As the officers behind MORE mentioned, law enforcement does not view homelessness as a crime and will not utilize jail as a method of vagrant removal, unless the law has been broken. Restaurant operators together with law enforcement can work to successfully resolve non-threatening situations by contacting 311, the number used for a nonemergency where there is no physical threat, no verbal threat, passive loitering, passive noncompliance and no signs of endangerment.
If an attempt to remove a vagrant results in a potentially dangerous or threatening situation Officers Frailey and Purcell urge operators to contact 911. An emergency situation may arise when the individual has become physically aggressive, a safety risk has occurred, the individual is threatening people, the individual is verbally aggressive or there is a medical issue present.
In communicating with a vagrant, consider verbal de-escalation. This tactic is used in an attempt to prevent a person from causing harm to themselves or others. To verbally de-escalate another person, you must communicate clearly. Both you and the other person must listen to each other. Disarming the individual with your words, depending upon the individual, can result in voluntary compliance, voluntary cooperation and voluntary collaboration.
Verbal De-escalation Tactics:
• Distracting the other person
• Re-focusing the other person on something positive
• Changing the subject
• Using humor (sparingly) to lighten the mood (be very careful with this!)
• Motivating the other person
• Empathizing with the other person
• Giving choices
• Setting limits
If verbal de-escalation does not solve the problem, the individual may begin to escalate the situation. Signs of this include unintelligible speech, flailing body gestures, yelling/loud arguing, being unreasonable and not following instructions.
Always remember communication is key: 80%-90% of communication is non-verbal. It is important to identify exactly what we are communicating with others non-verbally. You may be trying to de-escalate the situation by talking to the individual, but your body language may be showing a willingness to get physical. It is also important that we recognize and understand the non-verbal cues from another person who has the potential of escalating.
Facial expression and body language are 56% of daily communication. When people are angry, they sometimes do not “listen” to the words that are being said. Remember the difference between “hearing” and “listening.” People do “see” and react to what you are “saying” with your body language.
Be careful with the message you are sending:
• Finger pointing may seem accusing or threatening.
• Shoulder shrugging may seem uncaring or unknowing.
• Rigid walking may seem unyielding or challenging.
• Jaw set with clenched teeth shows you are not open-minded or listening to their side of the story.
• A natural smile is good. A fake smile can aggravate the situation.
• Use slow and deliberate movements—quick actions may surprise or scare the other person.

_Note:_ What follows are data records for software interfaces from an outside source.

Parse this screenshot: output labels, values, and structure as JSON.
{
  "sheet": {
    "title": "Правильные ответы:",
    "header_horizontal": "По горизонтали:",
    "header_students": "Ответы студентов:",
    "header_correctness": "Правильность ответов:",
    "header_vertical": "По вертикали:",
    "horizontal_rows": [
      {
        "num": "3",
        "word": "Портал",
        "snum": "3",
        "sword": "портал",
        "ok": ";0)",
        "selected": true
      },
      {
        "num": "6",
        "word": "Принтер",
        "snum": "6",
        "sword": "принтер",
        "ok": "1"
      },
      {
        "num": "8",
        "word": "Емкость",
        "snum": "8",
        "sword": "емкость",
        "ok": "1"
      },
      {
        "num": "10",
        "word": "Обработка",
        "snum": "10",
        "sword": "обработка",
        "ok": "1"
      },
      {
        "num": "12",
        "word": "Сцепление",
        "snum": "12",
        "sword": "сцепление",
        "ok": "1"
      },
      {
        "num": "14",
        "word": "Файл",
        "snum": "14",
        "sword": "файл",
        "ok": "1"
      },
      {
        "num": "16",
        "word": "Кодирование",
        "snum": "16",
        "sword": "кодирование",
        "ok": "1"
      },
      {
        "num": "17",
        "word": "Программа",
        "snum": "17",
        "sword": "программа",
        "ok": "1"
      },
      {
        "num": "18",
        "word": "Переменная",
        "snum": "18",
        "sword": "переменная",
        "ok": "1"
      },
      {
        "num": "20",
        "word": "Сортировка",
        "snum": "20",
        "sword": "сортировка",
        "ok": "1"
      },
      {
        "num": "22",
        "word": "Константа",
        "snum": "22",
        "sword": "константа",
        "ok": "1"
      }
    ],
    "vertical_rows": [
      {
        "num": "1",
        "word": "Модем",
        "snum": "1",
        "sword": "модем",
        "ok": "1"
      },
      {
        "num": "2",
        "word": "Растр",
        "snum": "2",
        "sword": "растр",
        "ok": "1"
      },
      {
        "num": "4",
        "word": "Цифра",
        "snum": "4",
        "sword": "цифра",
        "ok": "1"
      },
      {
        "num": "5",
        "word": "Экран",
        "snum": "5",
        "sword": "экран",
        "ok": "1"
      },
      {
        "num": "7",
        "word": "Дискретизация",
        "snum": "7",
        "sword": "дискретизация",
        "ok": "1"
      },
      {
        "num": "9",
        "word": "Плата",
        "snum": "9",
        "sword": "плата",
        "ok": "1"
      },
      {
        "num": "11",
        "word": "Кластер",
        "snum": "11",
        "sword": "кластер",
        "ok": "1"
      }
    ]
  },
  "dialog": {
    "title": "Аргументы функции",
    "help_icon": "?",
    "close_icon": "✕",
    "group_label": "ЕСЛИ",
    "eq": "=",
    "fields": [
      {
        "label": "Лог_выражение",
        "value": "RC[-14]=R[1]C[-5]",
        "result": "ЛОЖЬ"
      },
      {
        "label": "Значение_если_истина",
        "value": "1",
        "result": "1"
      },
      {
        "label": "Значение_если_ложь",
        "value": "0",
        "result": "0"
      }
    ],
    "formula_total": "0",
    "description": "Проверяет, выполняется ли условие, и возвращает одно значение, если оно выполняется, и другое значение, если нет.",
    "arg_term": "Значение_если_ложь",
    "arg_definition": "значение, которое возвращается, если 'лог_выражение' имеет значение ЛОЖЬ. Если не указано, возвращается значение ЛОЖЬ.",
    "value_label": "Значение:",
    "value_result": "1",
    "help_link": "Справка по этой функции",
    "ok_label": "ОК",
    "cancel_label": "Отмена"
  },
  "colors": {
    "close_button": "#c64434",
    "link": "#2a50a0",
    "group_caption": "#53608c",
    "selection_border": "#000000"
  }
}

As business owners and members of the community, we should remember that vagrants may or may not have chosen their lifestyle and could suffer from narcotics or alcohol abuse and may be mentally incapacitated. As we progress it is important to open the lines of communication within our organizations and align with the MORE team and our local law enforcement. The Nevada Restaurant Association is working with MORE and community leaders to help restaurants manage incidents and help homeless with services. Over time and increased cooperation, this unified relationship can raise awareness, assist in providing individuals the help they need and offer operators a safe and secure environment in their restaurants.
* To become more involved in your local community the Las Vegas Metropolitan Police Department opens its doors for a public forum with the police officers who patrol your neighborhood the first Tuesday of every month. This program is an excellent opportunity to get involved with your police department.